Ryan@RyanYourRealtor.com

 

 

FHA vs. Conventional Mortgages

Today in California, fewer than one-third of homes are sold to first time home buyers. That’s the smallest percentage in decades. But now HUD has dropped the FHA or conventional home loanPMI rate (private mortgage insurance) on FHA loans, the mortgages taken out by most first time buyers. So when comparing FHA vs. Conventional mortgages, which is better?

FHA loans are popular because they only require a down payment of 3.5% with a credit score of 580. The down payment doesn’t even have to be your own money – you can use a gift from friends or family. And sometimes home sellers, builders, or even lenders to pick up the tab for closing costs and other fees.

Sounds great, right? A conventional loan still clearly has it’s advantages while FHA loans have some obstacles in front of it:

1. The maximum sale price to obtain a FHA loan in San Diego County is currently $612,950. Two mortgage insurance premiums are required on all FHA loans:  1. The upfront premium is 1.75 percent of the loan amount. This equals $1,750 for every $100,000 of loan amount. 2. The annual premium (but normally paid monthly with your mortgage payment) is as follows:

  • 30-year loan, down payment (or equity) of less than 5 percent: 0.85 percent
  • 30-year loan, down payment (or equity) of 5 percent or more: 0.80 percent
  • 15-year loan, down payment (or equity) of less than 10 percent: 0.70 percent
  • 15-year loan, down payment (or equity) of 10 percent or more: 0.45 percent

2. Banks are very picky. Buyers can help themselves by having up-to-date tax returns, W-2’s, 1099’s and the last three months of bank statements. But it’s not just the paperwork, it’s also your FICO score. While FHA loans technically require a credit score of 580, most lenders won’t consider buyers with credit scores under 640. (Conventional loans normally require FICO scores of 700 and higher).

Part of the reason for this? Since FHA loans only require 3.5% down. This limits home buyer risk, since they don’t have much “skin in the game.” If the housing market goes into another steep decline, these homeowners are more likely to walk away, leaving banks high and dry.FHA vs. conventional loans

3. FHA loans are still more expensive than most conventional loans. The FHA took a big hit during the housing collapse and required a $1.7 billion bailout in 2013. Those losses led to an increase in the fees charged for FHA loans.

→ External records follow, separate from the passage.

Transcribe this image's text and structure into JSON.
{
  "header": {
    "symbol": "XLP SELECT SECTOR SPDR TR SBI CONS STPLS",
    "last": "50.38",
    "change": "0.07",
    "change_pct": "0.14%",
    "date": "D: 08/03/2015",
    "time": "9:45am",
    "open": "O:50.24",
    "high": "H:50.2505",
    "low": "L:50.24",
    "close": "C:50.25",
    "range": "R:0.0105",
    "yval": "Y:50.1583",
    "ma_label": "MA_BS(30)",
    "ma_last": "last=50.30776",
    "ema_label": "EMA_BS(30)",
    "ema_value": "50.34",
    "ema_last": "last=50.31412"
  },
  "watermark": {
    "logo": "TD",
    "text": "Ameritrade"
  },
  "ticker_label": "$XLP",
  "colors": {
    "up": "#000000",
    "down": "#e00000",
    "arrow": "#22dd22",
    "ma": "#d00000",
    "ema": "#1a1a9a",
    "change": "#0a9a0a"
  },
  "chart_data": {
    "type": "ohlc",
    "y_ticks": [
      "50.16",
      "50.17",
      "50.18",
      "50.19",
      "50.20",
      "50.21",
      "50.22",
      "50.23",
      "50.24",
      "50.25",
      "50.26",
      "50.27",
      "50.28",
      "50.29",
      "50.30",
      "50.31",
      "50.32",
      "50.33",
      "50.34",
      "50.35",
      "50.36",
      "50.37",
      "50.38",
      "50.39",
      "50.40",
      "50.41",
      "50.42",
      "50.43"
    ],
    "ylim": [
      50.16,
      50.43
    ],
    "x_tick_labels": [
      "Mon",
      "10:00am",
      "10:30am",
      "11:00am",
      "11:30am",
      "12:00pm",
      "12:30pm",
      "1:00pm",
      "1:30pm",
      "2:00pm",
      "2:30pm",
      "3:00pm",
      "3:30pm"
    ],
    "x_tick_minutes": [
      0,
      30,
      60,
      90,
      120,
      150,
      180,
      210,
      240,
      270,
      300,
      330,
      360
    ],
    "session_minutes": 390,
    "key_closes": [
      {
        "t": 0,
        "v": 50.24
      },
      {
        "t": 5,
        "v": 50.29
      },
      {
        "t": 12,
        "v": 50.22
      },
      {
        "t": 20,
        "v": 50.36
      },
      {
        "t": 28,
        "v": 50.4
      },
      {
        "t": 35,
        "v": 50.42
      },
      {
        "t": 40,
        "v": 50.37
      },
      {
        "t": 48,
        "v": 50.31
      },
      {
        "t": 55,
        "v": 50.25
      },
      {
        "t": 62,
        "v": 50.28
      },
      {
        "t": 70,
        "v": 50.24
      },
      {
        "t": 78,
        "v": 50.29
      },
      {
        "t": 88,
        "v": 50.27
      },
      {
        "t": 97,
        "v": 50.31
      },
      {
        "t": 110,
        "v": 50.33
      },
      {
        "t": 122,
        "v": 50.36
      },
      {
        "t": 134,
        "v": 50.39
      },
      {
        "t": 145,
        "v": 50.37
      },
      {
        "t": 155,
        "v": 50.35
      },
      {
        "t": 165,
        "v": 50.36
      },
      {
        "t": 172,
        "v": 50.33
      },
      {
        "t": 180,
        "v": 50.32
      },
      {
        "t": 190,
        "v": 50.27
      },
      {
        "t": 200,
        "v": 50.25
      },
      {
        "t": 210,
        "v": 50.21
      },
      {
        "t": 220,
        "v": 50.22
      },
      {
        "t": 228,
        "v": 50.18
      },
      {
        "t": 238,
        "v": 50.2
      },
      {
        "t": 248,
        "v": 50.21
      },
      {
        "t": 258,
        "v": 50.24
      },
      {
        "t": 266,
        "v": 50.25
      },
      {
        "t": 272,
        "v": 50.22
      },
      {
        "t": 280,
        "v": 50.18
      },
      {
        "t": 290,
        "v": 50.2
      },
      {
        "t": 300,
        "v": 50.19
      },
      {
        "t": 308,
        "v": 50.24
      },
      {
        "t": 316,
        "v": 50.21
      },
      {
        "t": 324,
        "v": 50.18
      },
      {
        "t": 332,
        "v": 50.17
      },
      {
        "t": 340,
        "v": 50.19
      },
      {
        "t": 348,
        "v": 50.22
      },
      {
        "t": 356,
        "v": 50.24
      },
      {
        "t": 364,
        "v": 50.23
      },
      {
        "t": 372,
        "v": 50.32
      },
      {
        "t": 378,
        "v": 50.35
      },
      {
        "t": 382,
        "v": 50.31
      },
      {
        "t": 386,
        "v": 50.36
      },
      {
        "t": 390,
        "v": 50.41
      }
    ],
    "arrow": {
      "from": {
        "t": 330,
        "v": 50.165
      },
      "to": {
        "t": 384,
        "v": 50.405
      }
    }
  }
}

But for borrowers with a higher FICO score, it’s  more economical for them to get a conventional loan and pay the PMI, or private mortgage insurance. This is because in addition to FHA’s monthly fees, there’s an upfront charge of 1.75% of the loan amount. So if you took out a $200,000 FHA loan, the loan amount you’d pay back would be $103,000. This is in addition to the monthly PMI payment on the loan of (currently at the new lowered rate of .85%/year).

4. On conventional loans: once a homebuyer has accumulated enough equity to equal 20% of the home’s value, they can request that the mortgage insurance be cancelled. On FHA loans, PMI remains in place for the life of the loan. Thus the only way to get drop it is to refinance into a conventional loan, or sell the home.

 

Ryan Blanco-Realtor-San Diego Real Estate BlogAbout Me: I am a full time agent and I dedicate 100% of myself and my time to my valued clients in addition to the San Diego communities that I serve. It is imperative that I continuously evolve with local and national trends in addition to always looking ahead of the industry. It is a must to always provide the best service to my clients, their families and friends.

619.384.2248
Ryan@RyanYourRealtor.com

 

 

This theme is sponsored by California along with Texas, Radio and corporate office contact address
Sitemap